— 4 —
by G. K. Chesterton
The woods are bronzed with autumn
When all the leaves are gold
The year grows old around me
And I am passing old
The walls are gilt with mosses
Leaves are a golden sea
The world is fair and ancient
And all is sweet to me.
When I was young and yearning
I chased a drifting dream
I saw a world’s ideal
Through mere and tangle gleam
But now the common millions
That trust and toil and grieve
Are flushed in one great sunset
The light I soon must leave.
The young heart, wild and windy
May chase the fresh-blown seed
May seek the lonely blossom
That burns upon the mead.
But stricken hearts grow gentle
And I am passing old
And now I sit in autumn
When all the leaves are gold.
For more great photos of autumn and inspirational quotes to accompany them, go here.
— 5 —
This is the 100th edition of The Friday Five. It made its debut on September 16, 2011. I’ve not always been consistent in publishing each volume. If I had we’d have reached #100 at this time in 2013. Sometimes it’s brief, sometimes much too long, but I’ve always liked the format because it gives me a place to put little items I find each week that I want to share with you. At times I’m able to find a theme that ties all five together in some fashion or another. Mostly they’re just a hodge podge of things I find interesting.
I’m not sure how much longer I’ll continue. I had planned to stop at 50. Then 75. Now here it is at 100. They will probably continue for as long as I find items to share and little time to write about them each day. A poem. A song. Photos. An article. Setting aside one day each week is easier than 4-5, you see. I do plan on taking another go at writing a 50,000 word novel in November by participating in the NaNoWriMo, so this may be it for awhile.
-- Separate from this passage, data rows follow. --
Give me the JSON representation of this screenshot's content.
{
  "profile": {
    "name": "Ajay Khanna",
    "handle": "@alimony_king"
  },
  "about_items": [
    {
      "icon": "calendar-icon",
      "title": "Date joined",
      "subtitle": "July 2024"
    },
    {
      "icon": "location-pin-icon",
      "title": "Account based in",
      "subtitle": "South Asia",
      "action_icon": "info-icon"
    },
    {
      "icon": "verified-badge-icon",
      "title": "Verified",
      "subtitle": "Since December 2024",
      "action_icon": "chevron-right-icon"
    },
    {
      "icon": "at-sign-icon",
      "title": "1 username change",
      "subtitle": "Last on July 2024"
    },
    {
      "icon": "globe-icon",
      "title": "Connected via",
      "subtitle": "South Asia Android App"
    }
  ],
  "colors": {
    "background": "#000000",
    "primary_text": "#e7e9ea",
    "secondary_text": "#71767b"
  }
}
I plan to write about the prodigal’s father.
As long as I have something to share I guess I’m not so lonely after all.
Cheers. And thanks.